Geez, where to begin!? Doug Mahnke of course hits a grand slam this issue and the guest artists is a “Who’s Who” of some of the most talented artists in comics today. While sometimes books with multiple artists suffer from a lack of cohesion Green Lantern #20 works nicely and gives artists who have helped shape the Green Lantern universe one more opportunity remind us of their roles in this run.While there are clearly many epic moments in this issue in terms of the narrative Green Lantern #20 is rich with the same level of visuals. In a book this big it’s hard to list them all because there are just so many of them. It goes without saying that every splash page provides the artists moments to create something awesome and they certainly capitalize on each one of them, but there are those little, more subtle moments that sometimes resonate with me more. In particular the panels where we see the emotion in Sinestro and Hal come to the surface are some of the best for me personally and they help support the character driven drama going on behind the greater plot. I’ve literally spent a life time with Hal and Sinestro and for me this issue marks a major milestone in their relationship with the art being a key factor in that opinion.

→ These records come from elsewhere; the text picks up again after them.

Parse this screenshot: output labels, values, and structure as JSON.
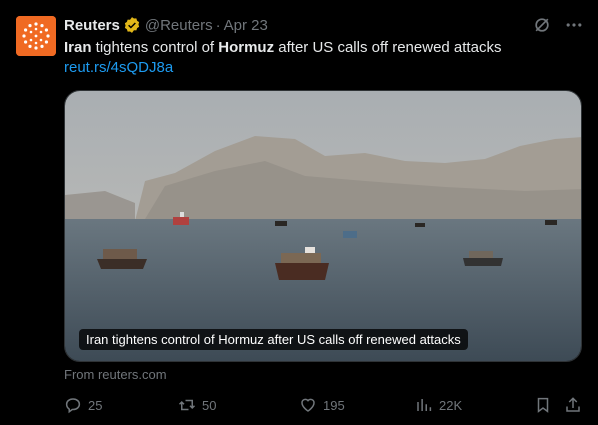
{
  "author": {
    "name": "Reuters",
    "handle": "@Reuters",
    "separator": "·",
    "date": "Apr 23"
  },
  "tweet": {
    "text_parts": [
      "Iran",
      " tightens control of ",
      "Hormuz",
      " after US calls off renewed attacks"
    ],
    "link": "reut.rs/4sQDJ8a"
  },
  "media": {
    "caption": "Iran tightens control of Hormuz after US calls off renewed attacks",
    "source": "From reuters.com"
  },
  "actions": {
    "replies": "25",
    "reposts": "50",
    "likes": "195",
    "views": "22K"
  },
  "colors": {
    "accent": "#1d9bf0",
    "brand": "#f06a23",
    "verified": "#e2b719",
    "muted": "#71767b"
  },
  "icons": [
    "reuters-logo",
    "verified-badge-icon",
    "grok-icon",
    "more-icon",
    "reply-icon",
    "repost-icon",
    "like-icon",
    "views-icon",
    "bookmark-icon",
    "share-icon"
  ]
}
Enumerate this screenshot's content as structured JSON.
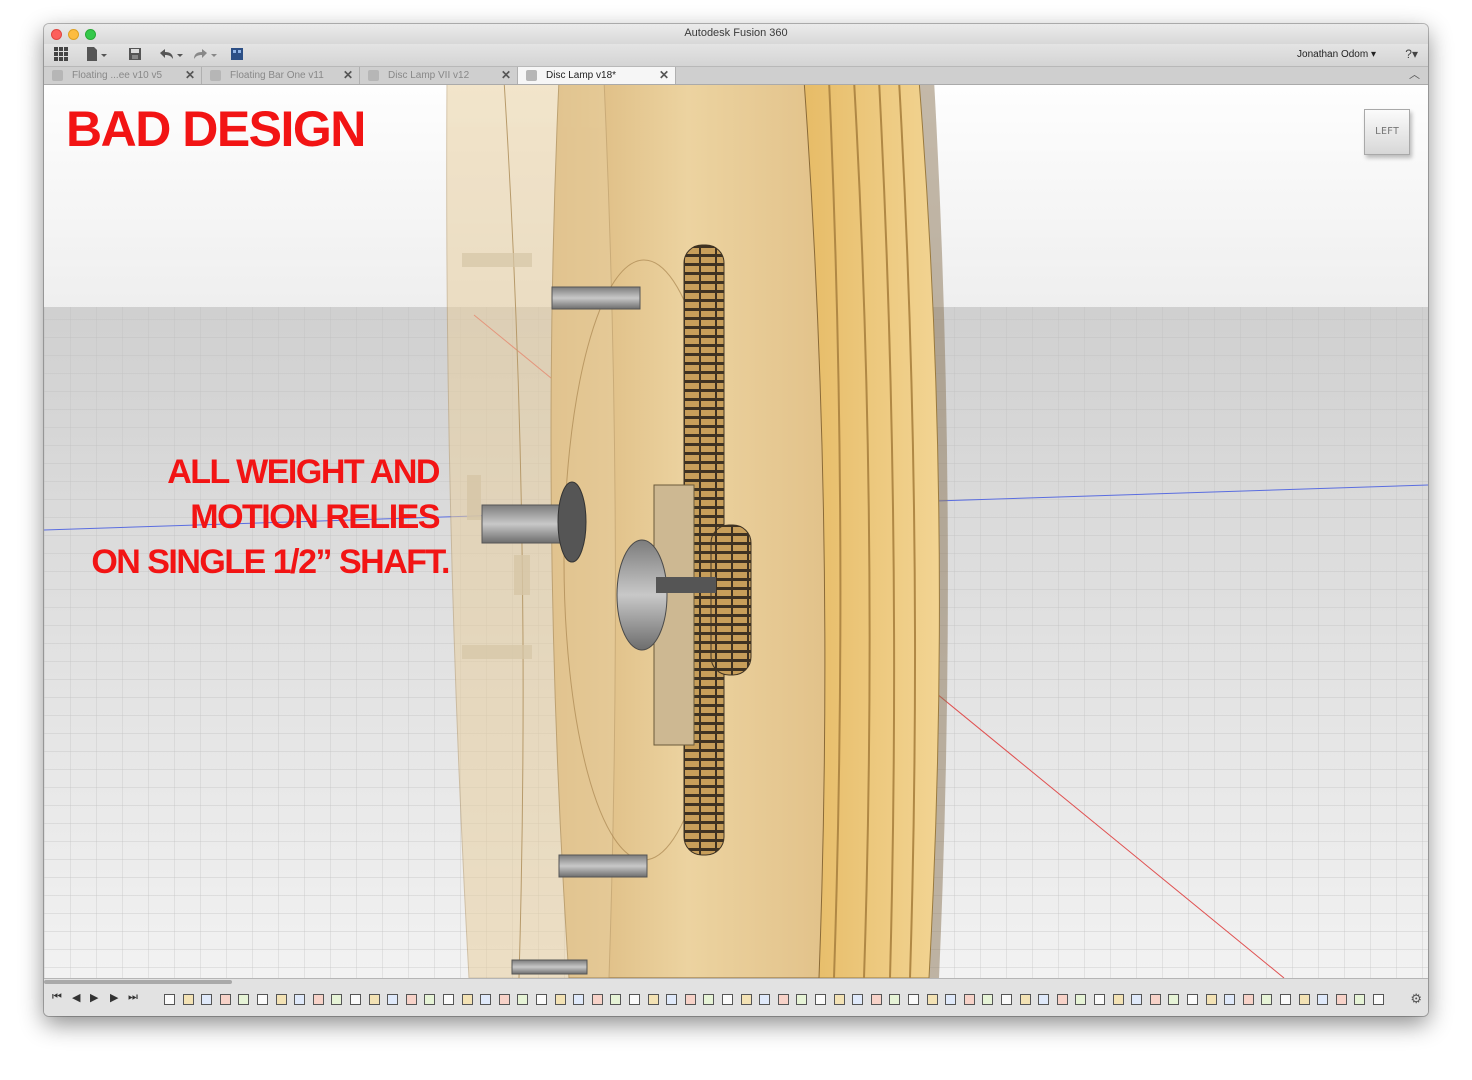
{
  "window": {
    "title": "Autodesk Fusion 360"
  },
  "toolbar": {
    "grid_icon": "grid-menu-icon",
    "file_icon": "file-icon",
    "save_icon": "save-icon",
    "undo_icon": "undo-icon",
    "redo_icon": "redo-icon",
    "user": "Jonathan Odom ▾",
    "help": "?▾"
  },
  "tabs": [
    {
      "label": "Floating ...ee v10 v5",
      "active": false
    },
    {
      "label": "Floating Bar One v11",
      "active": false
    },
    {
      "label": "Disc Lamp VII v12",
      "active": false
    },
    {
      "label": "Disc Lamp v18*",
      "active": true
    }
  ],
  "overlay": {
    "headline": "BAD DESIGN",
    "note_lines": [
      "ALL WEIGHT AND",
      "MOTION RELIES",
      "ON SINGLE 1/2” SHAFT."
    ],
    "color": "#f21414"
  },
  "viewcube": {
    "label": "LEFT"
  },
  "colors": {
    "wood_light": "#e9c98a",
    "wood_dark": "#d4a95e",
    "ground": "#e8e8e8",
    "axis_red": "#e05050",
    "axis_blue": "#5a6de0"
  },
  "timeline": {
    "playback_icons": [
      "skip-start-icon",
      "step-back-icon",
      "play-icon",
      "step-forward-icon",
      "skip-end-icon"
    ],
    "settings_icon": "settings-gear-icon"
  }
}
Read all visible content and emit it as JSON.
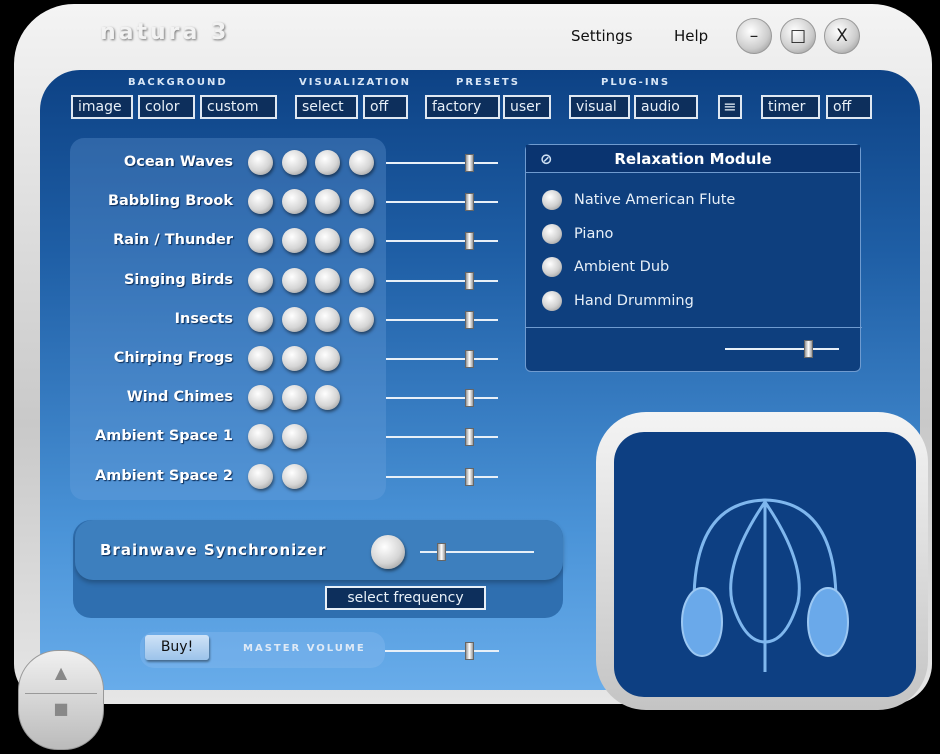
{
  "window": {
    "title": "natura 3",
    "menu": [
      "Settings",
      "Help"
    ],
    "controls": {
      "minimize": "–",
      "maximize": "□",
      "close": "X"
    }
  },
  "toolbar": {
    "groups": [
      {
        "label": "BACKGROUND",
        "buttons": [
          "image",
          "color",
          "custom"
        ]
      },
      {
        "label": "VISUALIZATION",
        "buttons": [
          "select",
          "off"
        ]
      },
      {
        "label": "PRESETS",
        "buttons": [
          "factory",
          "user"
        ]
      },
      {
        "label": "PLUG-INS",
        "buttons": [
          "visual",
          "audio"
        ]
      }
    ],
    "list_icon": "list-icon",
    "timer": [
      "timer",
      "off"
    ]
  },
  "sounds": [
    {
      "label": "Ocean Waves",
      "variants": 4,
      "volume": 0.74
    },
    {
      "label": "Babbling Brook",
      "variants": 4,
      "volume": 0.74
    },
    {
      "label": "Rain / Thunder",
      "variants": 4,
      "volume": 0.74
    },
    {
      "label": "Singing Birds",
      "variants": 4,
      "volume": 0.74
    },
    {
      "label": "Insects",
      "variants": 4,
      "volume": 0.74
    },
    {
      "label": "Chirping Frogs",
      "variants": 3,
      "volume": 0.74
    },
    {
      "label": "Wind Chimes",
      "variants": 3,
      "volume": 0.74
    },
    {
      "label": "Ambient Space 1",
      "variants": 2,
      "volume": 0.74
    },
    {
      "label": "Ambient Space 2",
      "variants": 2,
      "volume": 0.74
    }
  ],
  "relaxation": {
    "title": "Relaxation Module",
    "items": [
      "Native American Flute",
      "Piano",
      "Ambient Dub",
      "Hand Drumming"
    ],
    "volume": 0.73
  },
  "brainwave": {
    "label": "Brainwave Synchronizer",
    "level": 0.18,
    "button": "select frequency"
  },
  "footer": {
    "buy": "Buy!",
    "master_label": "MASTER VOLUME",
    "master_volume": 0.74
  },
  "transport": {
    "play": "▲",
    "stop": "■"
  }
}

I’m always happy to see Ivan Reis and Ethan Van Sciver on a Green Lantern book, especially Van Sciver who helped launch Green Lantern: Rebirth. It’s also great to see relative new comer Aaron Kuder alongside them; he’s a great guy who lives not far from where I do and he’s one of those rising artists who you find yourself rooting for once you get a chance to talk with them and hear their personal story.

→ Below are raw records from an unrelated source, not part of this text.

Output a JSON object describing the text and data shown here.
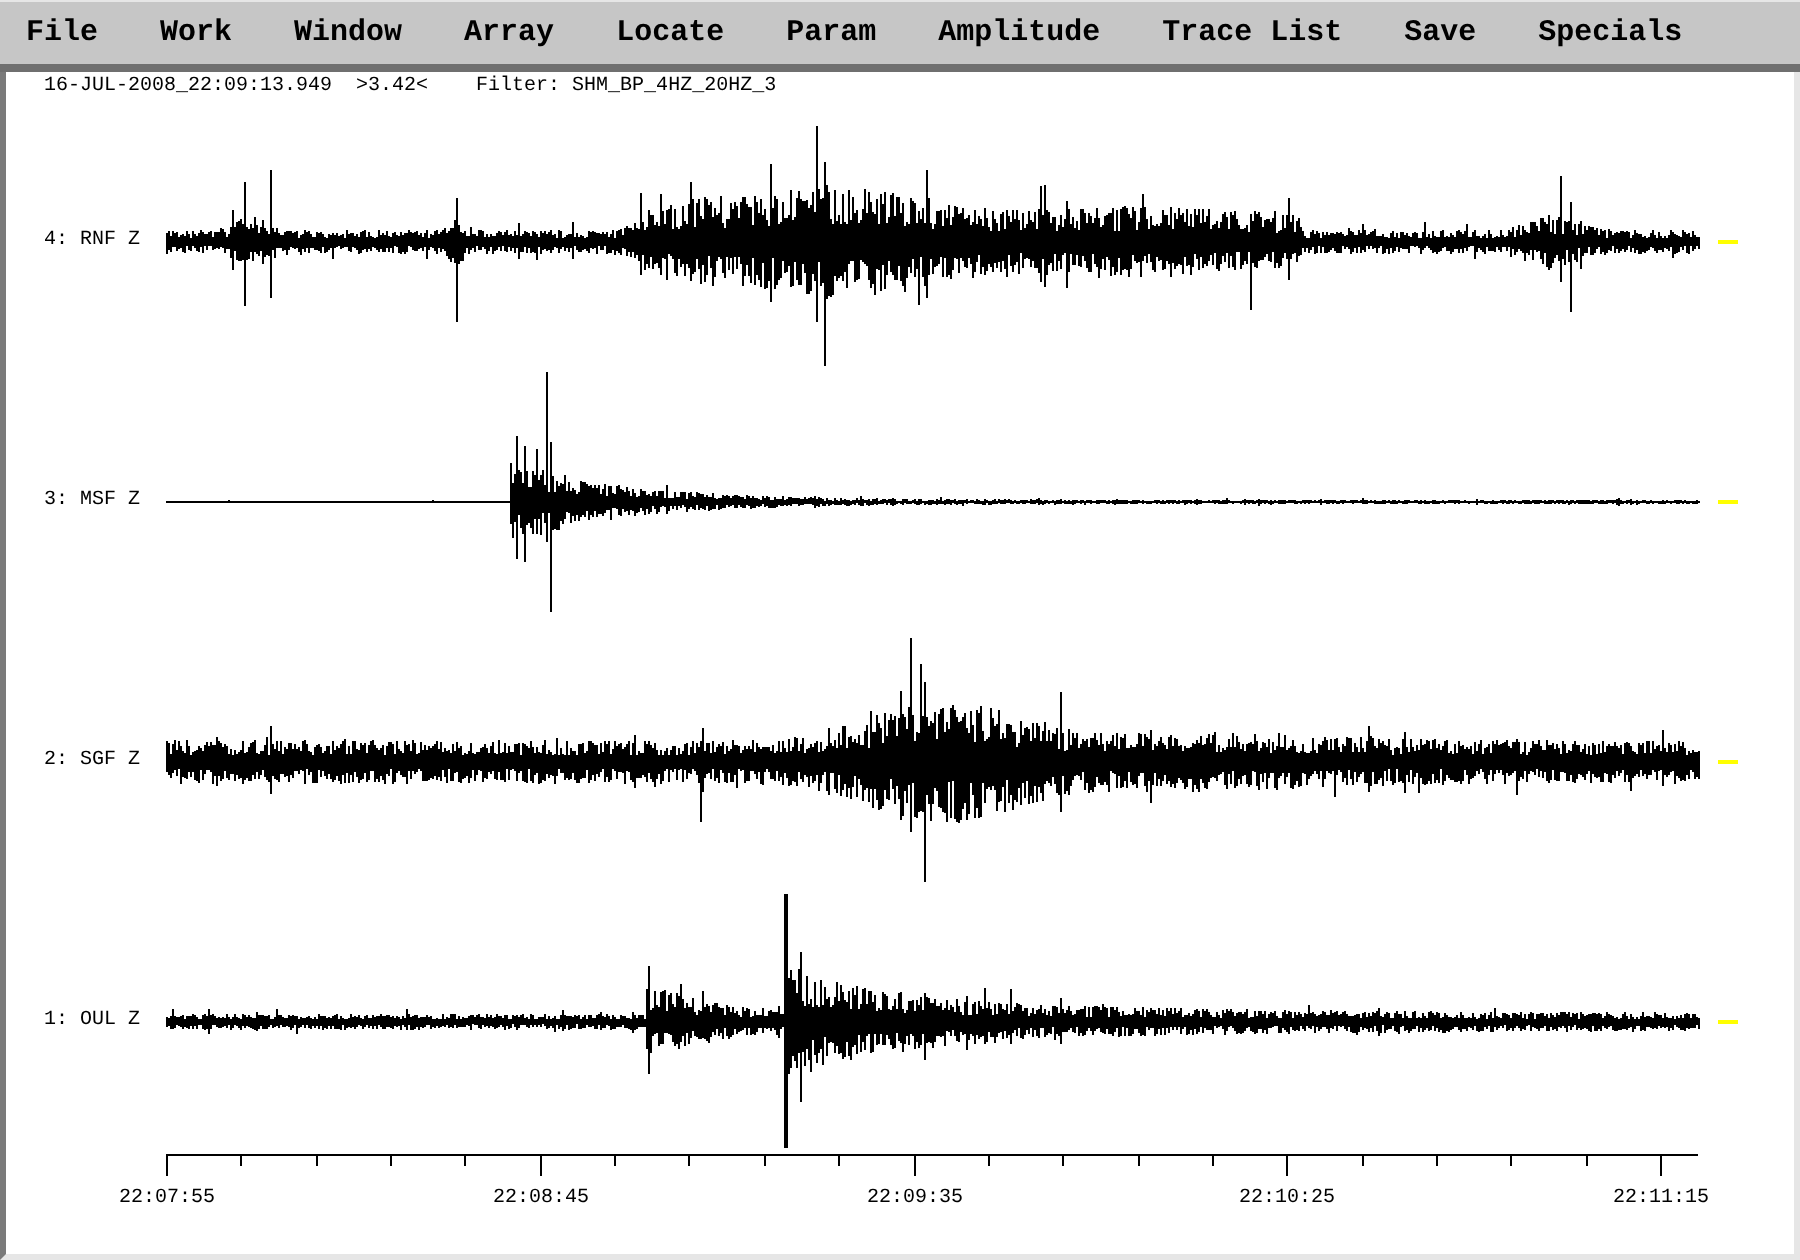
{
  "menu_bar": [
    "File",
    "Work",
    "Window",
    "Array",
    "Locate",
    "Param",
    "Amplitude",
    "Trace List",
    "Save",
    "Specials"
  ],
  "header": {
    "timestamp": "16-JUL-2008_22:09:13.949",
    "amplitude": ">3.42<",
    "filter": "Filter: SHM_BP_4HZ_20HZ_3"
  },
  "traces": [
    {
      "label": "4: RNF Z"
    },
    {
      "label": "3: MSF Z"
    },
    {
      "label": "2: SGF Z"
    },
    {
      "label": "1: OUL Z"
    }
  ],
  "time_axis": {
    "labels": [
      "22:07:55",
      "22:08:45",
      "22:09:35",
      "22:10:25",
      "22:11:15"
    ]
  }
}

What Do I Think?
The state of the Green Lantern universe isn’t the same as when Johns first took over, in fact it’s in a better position than it has ever been before. Granted the Guardians are dead and so is Black Hand, but for those and perhaps a few other losses the mythology itself has been expanded exponentially and the universe is ripe for stories to be told by the creators that follow in Johns’ footsteps. The scope of Johns’ work on this series is something that defines a career and I have little doubt that it will be one of those runs that the medium refers to for years to come. Geoff Johns name will forever be linked to Green Lantern and I look forward to more from him whenever he decides to visit Oa.I left comics for a period of time in the nineties and didn’t return until I’d heard about JSA and this new guy, Geoff Johns, who was writing it. I picked up an issue or two, got hooked by Johns’ handling of the characters and before long I was reading a few titles again. So when Green Lantern: Rebirth was announced with Geoff’s name attached I just had a feeling that it would be something special. Here I am now, a lot older and a little wiser, at the end of a run which has seen my favorite character elevated to where he has always belonged – flying among the stars, taking care of business and still getting the girl.Green Lantern #20 is everything you’d hope for and more. Yes, of course this issue gets ten out of ten lanterns – what’d you expect!